Assignment: Reproduce all of the data exactly, with no line skipped.

++++ Provided data ++++

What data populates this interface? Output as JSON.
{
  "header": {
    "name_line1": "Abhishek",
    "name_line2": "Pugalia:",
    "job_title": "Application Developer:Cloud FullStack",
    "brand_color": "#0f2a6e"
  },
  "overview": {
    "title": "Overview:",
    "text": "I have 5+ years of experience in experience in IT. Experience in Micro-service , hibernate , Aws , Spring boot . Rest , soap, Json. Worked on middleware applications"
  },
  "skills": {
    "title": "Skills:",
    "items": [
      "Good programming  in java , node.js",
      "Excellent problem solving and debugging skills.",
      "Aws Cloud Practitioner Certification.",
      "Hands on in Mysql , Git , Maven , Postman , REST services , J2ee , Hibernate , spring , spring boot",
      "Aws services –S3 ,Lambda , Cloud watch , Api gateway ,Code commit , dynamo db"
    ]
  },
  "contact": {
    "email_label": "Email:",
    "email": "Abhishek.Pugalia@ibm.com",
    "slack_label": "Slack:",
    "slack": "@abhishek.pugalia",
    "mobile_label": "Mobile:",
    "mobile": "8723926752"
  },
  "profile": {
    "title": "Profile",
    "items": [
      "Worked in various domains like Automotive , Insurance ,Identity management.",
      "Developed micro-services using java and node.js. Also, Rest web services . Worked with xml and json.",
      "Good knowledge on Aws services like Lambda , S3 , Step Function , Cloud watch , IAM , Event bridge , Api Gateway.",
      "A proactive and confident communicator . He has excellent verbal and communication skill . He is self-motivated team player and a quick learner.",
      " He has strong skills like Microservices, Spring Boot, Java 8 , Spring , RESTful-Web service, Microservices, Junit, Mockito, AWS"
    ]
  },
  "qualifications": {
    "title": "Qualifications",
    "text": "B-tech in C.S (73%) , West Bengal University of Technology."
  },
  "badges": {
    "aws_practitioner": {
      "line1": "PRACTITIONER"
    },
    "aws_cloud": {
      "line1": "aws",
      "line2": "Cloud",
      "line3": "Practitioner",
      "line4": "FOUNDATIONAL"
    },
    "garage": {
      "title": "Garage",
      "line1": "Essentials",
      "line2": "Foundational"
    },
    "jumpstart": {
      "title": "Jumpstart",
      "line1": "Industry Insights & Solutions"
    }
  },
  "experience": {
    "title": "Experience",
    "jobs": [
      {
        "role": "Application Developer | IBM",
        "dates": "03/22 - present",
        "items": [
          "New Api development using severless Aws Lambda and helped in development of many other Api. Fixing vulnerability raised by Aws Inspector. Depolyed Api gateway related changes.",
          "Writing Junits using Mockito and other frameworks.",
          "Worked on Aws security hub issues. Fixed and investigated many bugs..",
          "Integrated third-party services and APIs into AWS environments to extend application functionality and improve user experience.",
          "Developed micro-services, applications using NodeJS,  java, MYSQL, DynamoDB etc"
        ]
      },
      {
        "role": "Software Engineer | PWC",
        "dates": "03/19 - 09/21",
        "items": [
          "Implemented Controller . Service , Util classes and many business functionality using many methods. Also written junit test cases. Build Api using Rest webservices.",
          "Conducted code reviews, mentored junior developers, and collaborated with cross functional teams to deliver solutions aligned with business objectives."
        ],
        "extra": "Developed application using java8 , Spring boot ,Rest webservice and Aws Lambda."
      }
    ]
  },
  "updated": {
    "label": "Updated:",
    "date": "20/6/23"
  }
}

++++

Result:
What data populates this interface? Output as JSON.
{
  "header": {
    "name_line1": "Abhishek",
    "name_line2": "Pugalia:",
    "job_title": "Application Developer:Cloud FullStack",
    "brand_color": "#0f2a6e"
  },
  "overview": {
    "title": "Overview:",
    "text": "I have 5+ years of experience in experience in IT. Experience in Micro-service , hibernate , Aws , Spring boot . Rest , soap, Json. Worked on middleware applications"
  },
  "skills": {
    "title": "Skills:",
    "items": [
      "Good programming  in java , node.js",
      "Excellent problem solving and debugging skills.",
      "Aws Cloud Practitioner Certification.",
      "Hands on in Mysql , Git , Maven , Postman , REST services , J2ee , Hibernate , spring , spring boot",
      "Aws services –S3 ,Lambda , Cloud watch , Api gateway ,Code commit , dynamo db"
    ]
  },
  "contact": {
    "email_label": "Email:",
    "email": "Abhishek.Pugalia@ibm.com",
    "slack_label": "Slack:",
    "slack": "@abhishek.pugalia",
    "mobile_label": "Mobile:",
    "mobile": "8723926752"
  },
  "profile": {
    "title": "Profile",
    "items": [
      "Worked in various domains like Automotive , Insurance ,Identity management.",
      "Developed micro-services using java and node.js. Also, Rest web services . Worked with xml and json.",
      "Good knowledge on Aws services like Lambda , S3 , Step Function , Cloud watch , IAM , Event bridge , Api Gateway.",
      "A proactive and confident communicator . He has excellent verbal and communication skill . He is self-motivated team player and a quick learner.",
      " He has strong skills like Microservices, Spring Boot, Java 8 , Spring , RESTful-Web service, Microservices, Junit, Mockito, AWS"
    ]
  },
  "qualifications": {
    "title": "Qualifications",
    "text": "B-tech in C.S (73%) , West Bengal University of Technology."
  },
  "badges": {
    "aws_practitioner": {
      "line1": "PRACTITIONER"
    },
    "aws_cloud": {
      "line1": "aws",
      "line2": "Cloud",
      "line3": "Practitioner",
      "line4": "FOUNDATIONAL"
    },
    "garage": {
      "title": "Garage",
      "line1": "Essentials",
      "line2": "Foundational"
    },
    "jumpstart": {
      "title": "Jumpstart",
      "line1": "Industry Insights & Solutions"
    }
  },
  "experience": {
    "title": "Experience",
    "jobs": [
      {
        "role": "Application Developer | IBM",
        "dates": "03/22 - present",
        "items": [
          "New Api development using severless Aws Lambda and helped in development of many other Api. Fixing vulnerability raised by Aws Inspector. Depolyed Api gateway related changes.",
          "Writing Junits using Mockito and other frameworks.",
          "Worked on Aws security hub issues. Fixed and investigated many bugs..",
          "Integrated third-party services and APIs into AWS environments to extend application functionality and improve user experience.",
          "Developed micro-services, applications using NodeJS,  java, MYSQL, DynamoDB etc"
        ]
      },
      {
        "role": "Software Engineer | PWC",
        "dates": "03/19 - 09/21",
        "items": [
          "Implemented Controller . Service , Util classes and many business functionality using many methods. Also written junit test cases. Build Api using Rest webservices.",
          "Conducted code reviews, mentored junior developers, and collaborated with cross functional teams to deliver solutions aligned with business objectives."
        ],
        "extra": "Developed application using java8 , Spring boot ,Rest webservice and Aws Lambda."
      }
    ]
  },
  "updated": {
    "label": "Updated:",
    "date": "20/6/23"
  }
}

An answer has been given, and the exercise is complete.